Are you getting enough sleep? Surveys conducted in the U.S. suggest not. And how does sleep deprivation affect you? “Feeling tired” is the obvious answer. But the list of negative effects (as summarized this week in Jane Brody’s health column) goes well beyond fatigue:
According to sleep specialists… a number of bodily systems are negatively affected by inadequate sleep: the heart, lungs and kidneys; appetite, metabolism and weight control; immune function and disease resistance; sensitivity to pain; reaction time; mood; and brain function.
Some of the most insidious effects of too little sleep involve mental processes like learning, memory, judgment and problem-solving. During sleep, new learning and memory pathways become encoded in the brain, and adequate sleep is necessary for those pathways to work optimally. People who are well rested are better able to learn a task and more likely to remember what they learned. The cognitive decline that so often accompanies aging may in part result from chronically poor sleep.
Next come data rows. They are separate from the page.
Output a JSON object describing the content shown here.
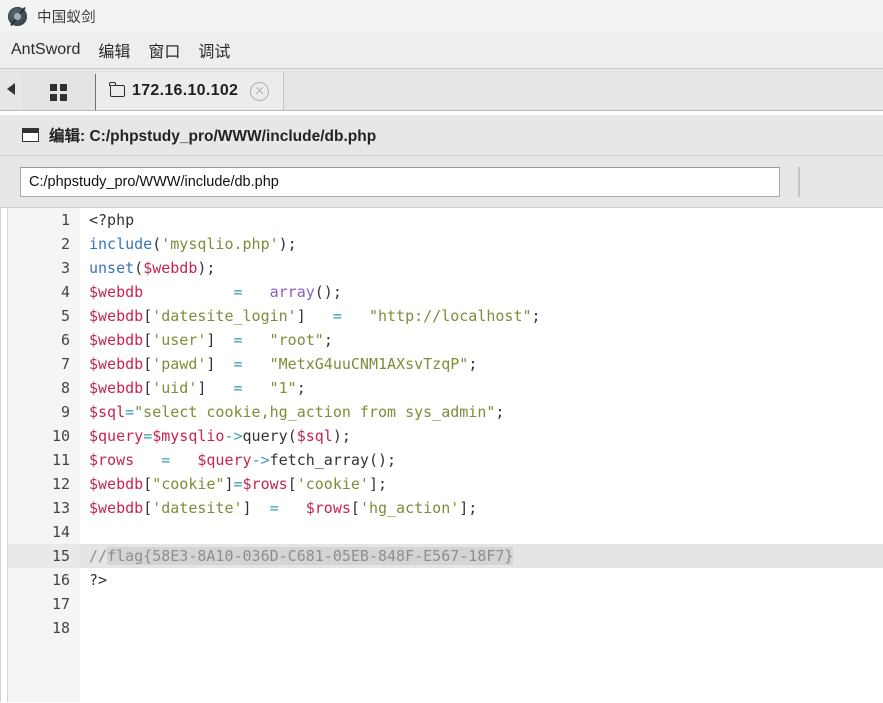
{
  "titlebar": {
    "app_icon": "antsword-logo-icon",
    "title": "中国蚁剑"
  },
  "menubar": {
    "items": [
      {
        "label": "AntSword"
      },
      {
        "label": "编辑"
      },
      {
        "label": "窗口"
      },
      {
        "label": "调试"
      }
    ]
  },
  "tabstrip": {
    "scroll_left_icon": "caret-left-icon",
    "grid_tab_icon": "grid-icon",
    "tabs": [
      {
        "label": "172.16.10.102",
        "icon": "folder-icon",
        "close_icon": "close-circle-icon",
        "active": true
      }
    ]
  },
  "panel": {
    "window_icon": "window-icon",
    "title": "编辑: C:/phpstudy_pro/WWW/include/db.php",
    "path_input": {
      "value": "C:/phpstudy_pro/WWW/include/db.php",
      "placeholder": "C:/phpstudy_pro/WWW/include/db.php"
    }
  },
  "editor": {
    "selected_line": 15,
    "line_numbers": [
      "1",
      "2",
      "3",
      "4",
      "5",
      "6",
      "7",
      "8",
      "9",
      "10",
      "11",
      "12",
      "13",
      "14",
      "15",
      "16",
      "17",
      "18"
    ],
    "lines": [
      {
        "n": "1",
        "text": "<?php"
      },
      {
        "n": "2",
        "text": "include('mysqlio.php');"
      },
      {
        "n": "3",
        "text": "unset($webdb);"
      },
      {
        "n": "4",
        "text": "$webdb          =   array();"
      },
      {
        "n": "5",
        "text": "$webdb['datesite_login']   =   \"http://localhost\";"
      },
      {
        "n": "6",
        "text": "$webdb['user']  =   \"root\";"
      },
      {
        "n": "7",
        "text": "$webdb['pawd']  =   \"MetxG4uuCNM1AXsvTzqP\";"
      },
      {
        "n": "8",
        "text": "$webdb['uid']   =   \"1\";"
      },
      {
        "n": "9",
        "text": "$sql=\"select cookie,hg_action from sys_admin\";"
      },
      {
        "n": "10",
        "text": "$query=$mysqlio->query($sql);"
      },
      {
        "n": "11",
        "text": "$rows   =   $query->fetch_array();"
      },
      {
        "n": "12",
        "text": "$webdb[\"cookie\"]=$rows['cookie'];"
      },
      {
        "n": "13",
        "text": "$webdb['datesite']  =   $rows['hg_action'];"
      },
      {
        "n": "14",
        "text": ""
      },
      {
        "n": "15",
        "text": "//flag{58E3-8A10-036D-C681-05EB-848F-E567-18F7}"
      },
      {
        "n": "16",
        "text": "?>"
      },
      {
        "n": "17",
        "text": ""
      },
      {
        "n": "18",
        "text": ""
      }
    ],
    "flag": "flag{58E3-8A10-036D-C681-05EB-848F-E567-18F7}",
    "credentials": {
      "datesite_login": "http://localhost",
      "user": "root",
      "pawd": "MetxG4uuCNM1AXsvTzqP",
      "uid": "1"
    },
    "sql_query": "select cookie,hg_action from sys_admin"
  },
  "colors": {
    "variable": "#c7254e",
    "function": "#3a74b8",
    "string": "#7f8c3a",
    "operator": "#3a9ab5",
    "keyword": "#8a5ec0",
    "comment": "#8e8e8e",
    "selection": "#e4e4e4",
    "chrome": "#e7e7e7"
  }
}
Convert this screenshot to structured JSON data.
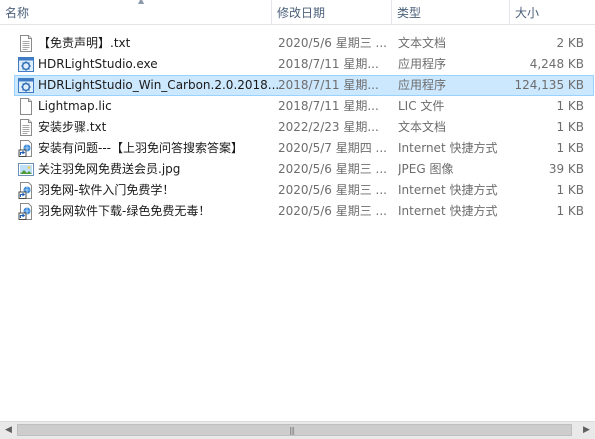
{
  "columns": {
    "name": "名称",
    "date": "修改日期",
    "type": "类型",
    "size": "大小"
  },
  "files": [
    {
      "name": "【免责声明】.txt",
      "date": "2020/5/6 星期三 ...",
      "type": "文本文档",
      "size": "2 KB",
      "icon": "text-file-icon"
    },
    {
      "name": "HDRLightStudio.exe",
      "date": "2018/7/11 星期...",
      "type": "应用程序",
      "size": "4,248 KB",
      "icon": "app-icon"
    },
    {
      "name": "HDRLightStudio_Win_Carbon.2.0.2018...",
      "date": "2018/7/11 星期...",
      "type": "应用程序",
      "size": "124,135 KB",
      "icon": "app-icon",
      "selected": true
    },
    {
      "name": "Lightmap.lic",
      "date": "2018/7/11 星期...",
      "type": "LIC 文件",
      "size": "1 KB",
      "icon": "blank-file-icon"
    },
    {
      "name": "安装步骤.txt",
      "date": "2022/2/23 星期...",
      "type": "文本文档",
      "size": "1 KB",
      "icon": "text-file-icon"
    },
    {
      "name": "安装有问题---【上羽免问答搜索答案】",
      "date": "2020/5/7 星期四 ...",
      "type": "Internet 快捷方式",
      "size": "1 KB",
      "icon": "shortcut-icon"
    },
    {
      "name": "关注羽免网免费送会员.jpg",
      "date": "2020/5/6 星期三 ...",
      "type": "JPEG 图像",
      "size": "39 KB",
      "icon": "image-file-icon"
    },
    {
      "name": "羽免网-软件入门免费学！",
      "date": "2020/5/6 星期三 ...",
      "type": "Internet 快捷方式",
      "size": "1 KB",
      "icon": "shortcut-icon"
    },
    {
      "name": "羽免网软件下载-绿色免费无毒！",
      "date": "2020/5/6 星期三 ...",
      "type": "Internet 快捷方式",
      "size": "1 KB",
      "icon": "shortcut-icon"
    }
  ],
  "colors": {
    "selection_bg": "#cce8ff",
    "selection_border": "#99d1ff",
    "header_text": "#4c607a",
    "detail_text": "#6d6d6d"
  }
}
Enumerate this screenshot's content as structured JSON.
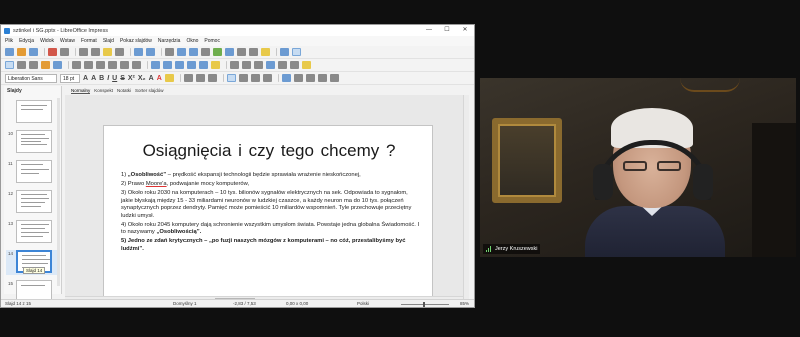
{
  "window": {
    "title": "sztinkel i SG.pptx - LibreOffice Impress",
    "controls": [
      "—",
      "☐",
      "✕"
    ]
  },
  "menu": [
    "Plik",
    "Edycja",
    "Widok",
    "Wstaw",
    "Format",
    "Slajd",
    "Pokaz slajdów",
    "Narzędzia",
    "Okno",
    "Pomoc"
  ],
  "font": {
    "name": "Liberation Sans",
    "size": "18 pt"
  },
  "format_chars": [
    "A",
    "A",
    "B",
    "I",
    "U",
    "S",
    "X²",
    "X₂",
    "A",
    "A"
  ],
  "slides_pane": {
    "title": "Slajdy",
    "numbers": [
      "",
      "10",
      "11",
      "12",
      "13",
      "14",
      "15"
    ],
    "tooltip": "Slajd 14"
  },
  "view_tabs": [
    "Normalny",
    "Konspekt",
    "Notatki",
    "Sorter slajdów"
  ],
  "slide": {
    "title": "Osiągnięcia   i czy  tego  chcemy ?",
    "items": [
      {
        "num": "1)",
        "bold": "„Osobliwość”",
        "text": " – prędkość ekspansji technologii będzie sprawiała wrażenie nieskończonej,"
      },
      {
        "num": "2)",
        "pre": "Prawo ",
        "underlined": "Moore'a",
        "text": ", podwajanie mocy komputerów,"
      },
      {
        "num": "3)",
        "text": "Około roku 2030 na komputerach – 10 tys. bilionów sygnałów elektrycznych na sek. Odpowiada to sygnałom, jakie błyskają między 15 - 33 miliardami neuronów w ludzkiej czaszce, a każdy neuron ma do 10 tys. połączeń synaptycznych poprzez dendryty. Pamięć może pomieścić 10 miliardów wspomnień. Tyle przechowuje przeciętny ludzki umysł."
      },
      {
        "num": "4)",
        "text": "Około roku 2045 komputery dają schronienie wszystkim umysłom świata. Powstaje jedna globalna Świadomość. I to nazywamy  ",
        "bold": "„Osobliwością”."
      },
      {
        "num": "5)",
        "bold": "Jedno ze zdań krytycznych – „po fuzji naszych mózgów z komputerami – no cóż, przestalibyśmy być ludźmi”."
      }
    ]
  },
  "status": {
    "slide": "Slajd 14 z 15",
    "layout": "Domyślny 1",
    "position": "-2,83 / 7,53",
    "size": "0,00 x 0,00",
    "language": "Polski",
    "zoom": "85%"
  },
  "video": {
    "participant_name": "Jerzy Kruszewski"
  }
}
With insufficient sleep, thinking slows, it is harder to focus and pay attention, and people are more likely to make poor decisions and take undue risks. As you might guess, these effects can be disastrous when operating a motor vehicle or dangerous machine.
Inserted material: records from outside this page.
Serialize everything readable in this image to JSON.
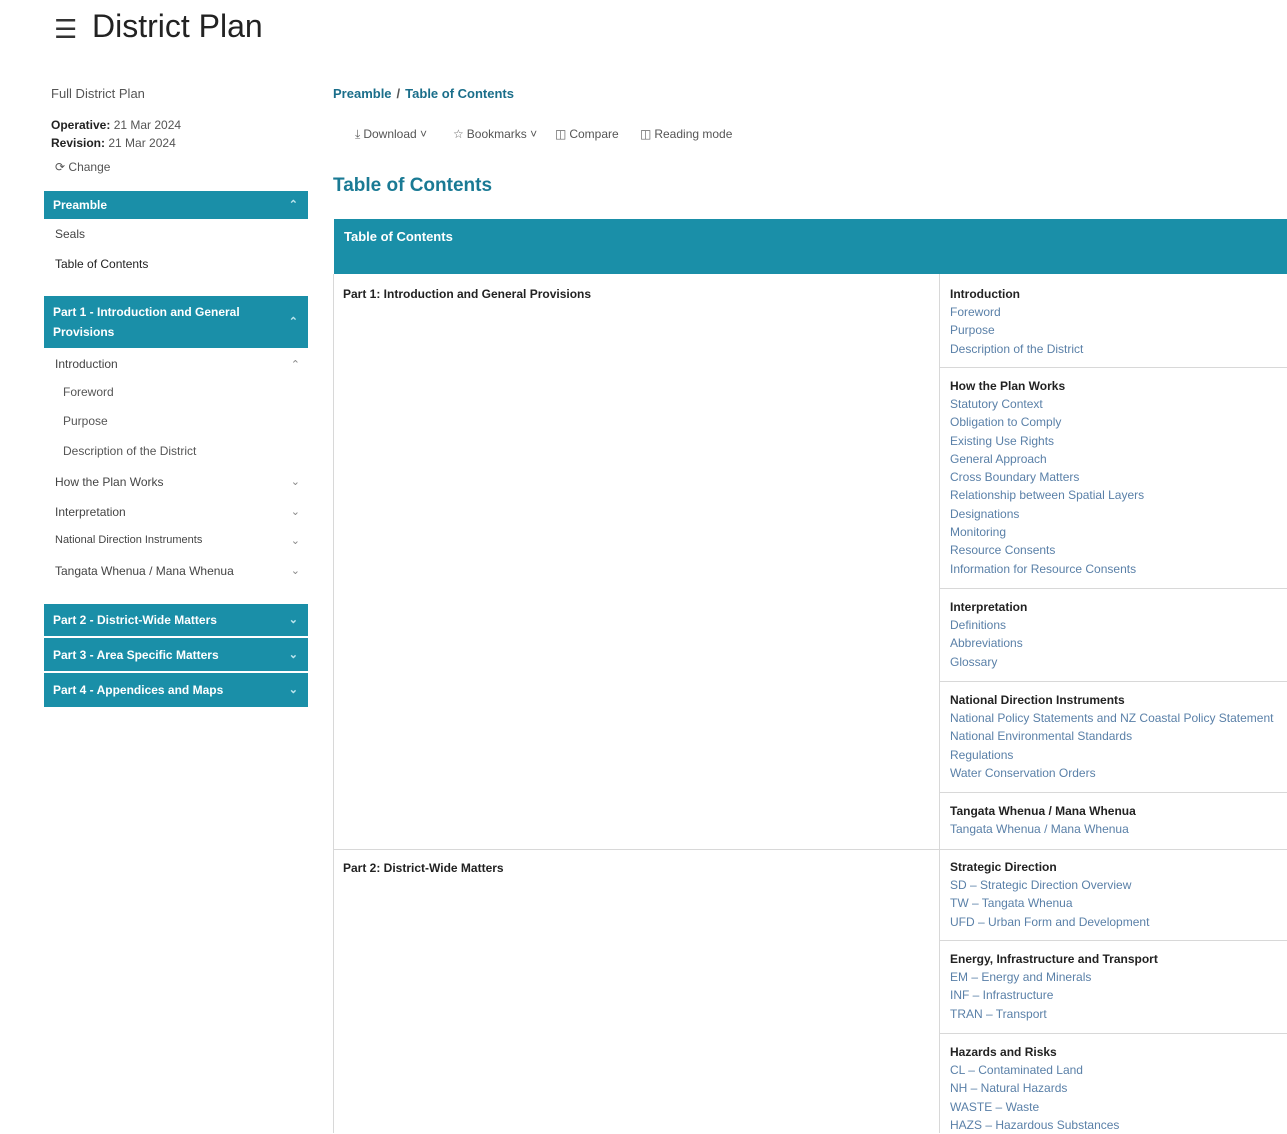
{
  "app": {
    "title": "District Plan",
    "menu_icon": "hamburger-menu-icon"
  },
  "sidebar": {
    "plan_name": "Full District Plan",
    "operative_label": "Operative:",
    "operative_date": "21 Mar 2024",
    "revision_label": "Revision:",
    "revision_date": "21 Mar 2024",
    "change_label": "Change",
    "change_icon": "refresh-icon",
    "sections": [
      {
        "label": "Preamble",
        "expanded": true
      },
      {
        "label": "Part 1 - Introduction and General Provisions",
        "expanded": true
      },
      {
        "label": "Part 2 - District-Wide Matters",
        "expanded": false
      },
      {
        "label": "Part 3 - Area Specific Matters",
        "expanded": false
      },
      {
        "label": "Part 4 - Appendices and Maps",
        "expanded": false
      }
    ],
    "preamble_items": [
      "Seals",
      "Table of Contents"
    ],
    "part1_items": [
      {
        "label": "Introduction",
        "expanded": true
      },
      {
        "label": "Foreword"
      },
      {
        "label": "Purpose"
      },
      {
        "label": "Description of the District"
      },
      {
        "label": "How the Plan Works",
        "expanded": false
      },
      {
        "label": "Interpretation",
        "expanded": false
      },
      {
        "label": "National Direction Instruments",
        "expanded": false
      },
      {
        "label": "Tangata Whenua / Mana Whenua",
        "expanded": false
      }
    ]
  },
  "breadcrumb": {
    "items": [
      "Preamble",
      "Table of Contents"
    ],
    "separator": "/"
  },
  "toolbar": {
    "download": "Download",
    "bookmarks": "Bookmarks",
    "compare": "Compare",
    "reading_mode": "Reading mode"
  },
  "page_title": "Table of Contents",
  "toc": {
    "header": "Table of Contents",
    "parts": [
      {
        "label": "Part 1: Introduction and General Provisions",
        "groups": [
          {
            "title": "Introduction",
            "links": [
              "Foreword",
              "Purpose",
              "Description of the District"
            ]
          },
          {
            "title": "How the Plan Works",
            "links": [
              "Statutory Context",
              "Obligation to Comply",
              "Existing Use Rights",
              "General Approach",
              "Cross Boundary Matters",
              "Relationship between Spatial Layers",
              "Designations",
              "Monitoring",
              "Resource Consents",
              "Information for Resource Consents"
            ]
          },
          {
            "title": "Interpretation",
            "links": [
              "Definitions",
              "Abbreviations",
              "Glossary"
            ]
          },
          {
            "title": "National Direction Instruments",
            "links": [
              "National Policy Statements and NZ Coastal Policy Statement",
              "National Environmental Standards",
              "Regulations",
              "Water Conservation Orders"
            ]
          },
          {
            "title": "Tangata Whenua / Mana Whenua",
            "links": [
              "Tangata Whenua / Mana Whenua"
            ]
          }
        ]
      },
      {
        "label": "Part 2: District-Wide Matters",
        "groups": [
          {
            "title": "Strategic Direction",
            "links": [
              "SD – Strategic Direction Overview",
              "TW – Tangata Whenua",
              "UFD – Urban Form and Development"
            ]
          },
          {
            "title": "Energy, Infrastructure and Transport",
            "links": [
              "EM – Energy and Minerals",
              "INF – Infrastructure",
              "TRAN – Transport"
            ]
          },
          {
            "title": "Hazards and Risks",
            "links": [
              "CL – Contaminated Land",
              "NH – Natural Hazards",
              "WASTE – Waste",
              "HAZS – Hazardous Substances"
            ]
          }
        ]
      }
    ]
  }
}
The effects of sleep deprivation may be especially critical for athletes and others pursuing peak performance. (I’m picturing a sleep-deprived NASCAR driver or downhill skier.)
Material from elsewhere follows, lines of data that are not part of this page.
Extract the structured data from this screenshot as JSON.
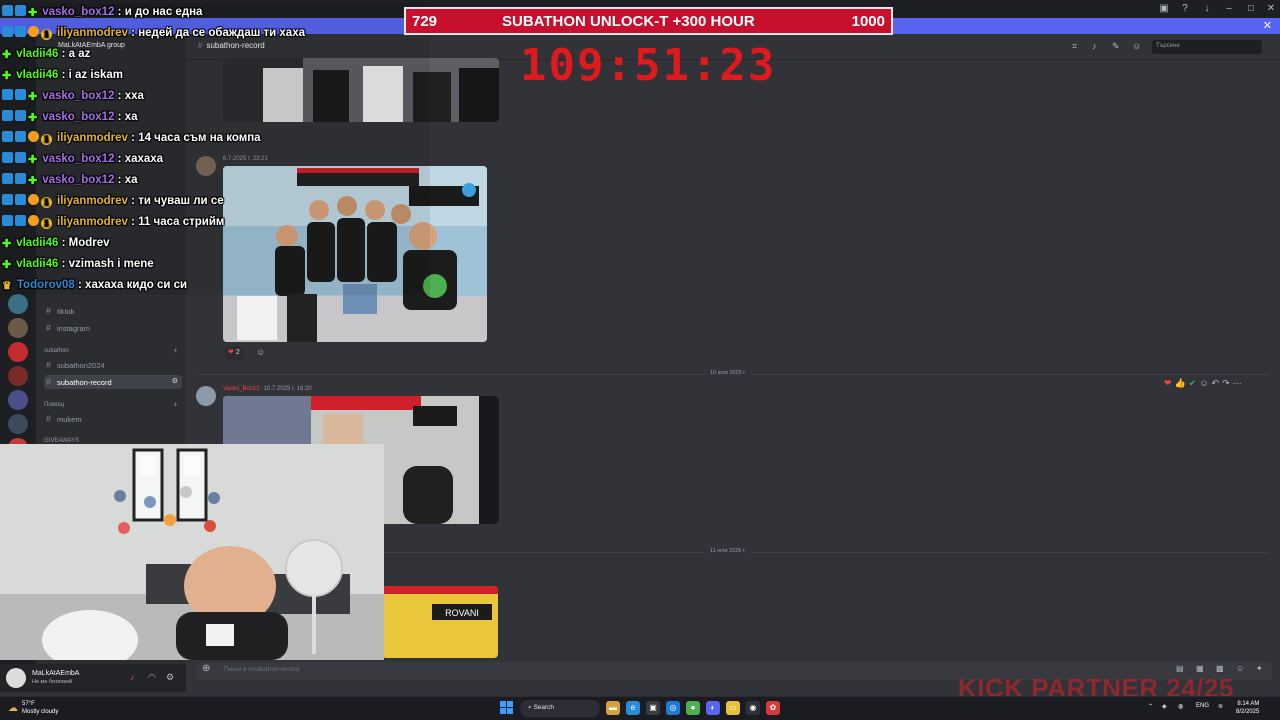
{
  "discord": {
    "server_name": "MaLkAtAEmbA group",
    "channel_header": "subathon-record",
    "search_placeholder": "Търсене",
    "sidebar": {
      "categories": [
        {
          "label": "subathon"
        },
        {
          "label": "Помощ"
        },
        {
          "label": "GIVEAWAYS"
        }
      ],
      "channels": [
        {
          "label": "tiktok"
        },
        {
          "label": "instagram"
        },
        {
          "label": "subathon2024"
        },
        {
          "label": "subathon-record"
        },
        {
          "label": "mukem"
        }
      ]
    },
    "messages": [
      {
        "author": "",
        "time": "6.7.2025 г. 23:21",
        "reaction_count": "2"
      },
      {
        "author": "Vasko_Box12",
        "time": "10.7.2025 г. 16:20"
      }
    ],
    "date_dividers": [
      "10 юли 2025 г.",
      "11 юли 2025 г."
    ],
    "composer_placeholder": "Пиши в #subathon-record",
    "user": {
      "name": "MaLkAtAEmbA",
      "status": "Не ме безпокой"
    }
  },
  "overlay": {
    "banner": {
      "left_value": "729",
      "title": "SUBATHON UNLOCK-T +300 HOUR",
      "right_value": "1000"
    },
    "timer": "109:51:23",
    "kick_partner": "KICK PARTNER 24/25",
    "chat": [
      {
        "badges": [
          "sw",
          "sw",
          "star"
        ],
        "user": "vasko_box12",
        "color": "#a66ee6",
        "text": "и до нас една"
      },
      {
        "badges": [
          "sw",
          "sw",
          "fire",
          "one"
        ],
        "user": "iliyanmodrev",
        "color": "#e6b422",
        "text": "недей да се обаждаш ти хаха"
      },
      {
        "badges": [
          "star"
        ],
        "user": "vladii46",
        "color": "#53fc18",
        "text": "a az"
      },
      {
        "badges": [
          "star"
        ],
        "user": "vladii46",
        "color": "#53fc18",
        "text": "i az iskam"
      },
      {
        "badges": [
          "sw",
          "sw",
          "star"
        ],
        "user": "vasko_box12",
        "color": "#a66ee6",
        "text": "хха"
      },
      {
        "badges": [
          "sw",
          "sw",
          "star"
        ],
        "user": "vasko_box12",
        "color": "#a66ee6",
        "text": "ха"
      },
      {
        "badges": [
          "sw",
          "sw",
          "fire",
          "one"
        ],
        "user": "iliyanmodrev",
        "color": "#e6b422",
        "text": "14 часа съм на компа"
      },
      {
        "badges": [
          "sw",
          "sw",
          "star"
        ],
        "user": "vasko_box12",
        "color": "#a66ee6",
        "text": "хахаха"
      },
      {
        "badges": [
          "sw",
          "sw",
          "star"
        ],
        "user": "vasko_box12",
        "color": "#a66ee6",
        "text": "ха"
      },
      {
        "badges": [
          "sw",
          "sw",
          "fire",
          "one"
        ],
        "user": "iliyanmodrev",
        "color": "#e6b422",
        "text": "ти чуваш ли се"
      },
      {
        "badges": [
          "sw",
          "sw",
          "fire",
          "one"
        ],
        "user": "iliyanmodrev",
        "color": "#e6b422",
        "text": "11 часа стрийм"
      },
      {
        "badges": [
          "star"
        ],
        "user": "vladii46",
        "color": "#53fc18",
        "text": "Modrev"
      },
      {
        "badges": [
          "star"
        ],
        "user": "vladii46",
        "color": "#53fc18",
        "text": "vzimash i mene"
      },
      {
        "badges": [
          "crown"
        ],
        "user": "Todorov08",
        "color": "#2a8bd8",
        "text": "хахаха кидо си си"
      }
    ]
  },
  "taskbar": {
    "weather_temp": "57°F",
    "weather_desc": "Mostly cloudy",
    "search_label": "Search",
    "lang": "ENG",
    "time": "8:14 AM",
    "date": "8/2/2025"
  }
}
The good news is that we can change our sleep habits. And we should. Getting adequate sleep helps us with
a) being able to focus and make the right decisions in a pressure situation.
b) recovery from intense training. (“Eat, sleep, swim,” Michael Phelps told NBC when asked about his preparations for last summer’s Olympic Games.)
c) managing pain (physical and emotional) more effectively.
So, as renowned sleep researcher Jim Maas advises, we need to quit treating sleep as a luxury and instead as a necessity.
Dr. Maas, retired professor of psychology at Cornell, has recently published Sleep to Win: Secrets to Unlocking Your Athletic Excellence. As Maas writes on his blog:
Since many of my students were scholar-athletes, I started working with teams and individuals striving to become better at their sport. The results of paying attention to sleep were immediate and profound. We gave seminars to athletes from basketball to hockey, lacrosse, wrestling and field hockey and started to see vast improvement in energy level, reaction time and recovery from injury.
Researchers at The Stanford Center for Sleep Sciences and Medicine have also been investigating the relationship between sleep and sport performance. When athletes are encouraged to sleep more (attempting to get 10 hours per night), they experience significant improvements in speed, reaction time, accuracy, energy, and mood. As sleep specialist Dr. Michael Breus reports, some professional sports teams are taking these data seriously, making changes in their practice schedule in an attempt to improve performance. Smart.
There are many sources of information for getting better sleep, reducing sleep deprivation, and overcoming sleep problems like insomnia. For a primer, read this basic guide by Dr. Breus.
But first and foremost, you have to prioritize sleep as a fundamental part of improvement and your pursuit of excellence.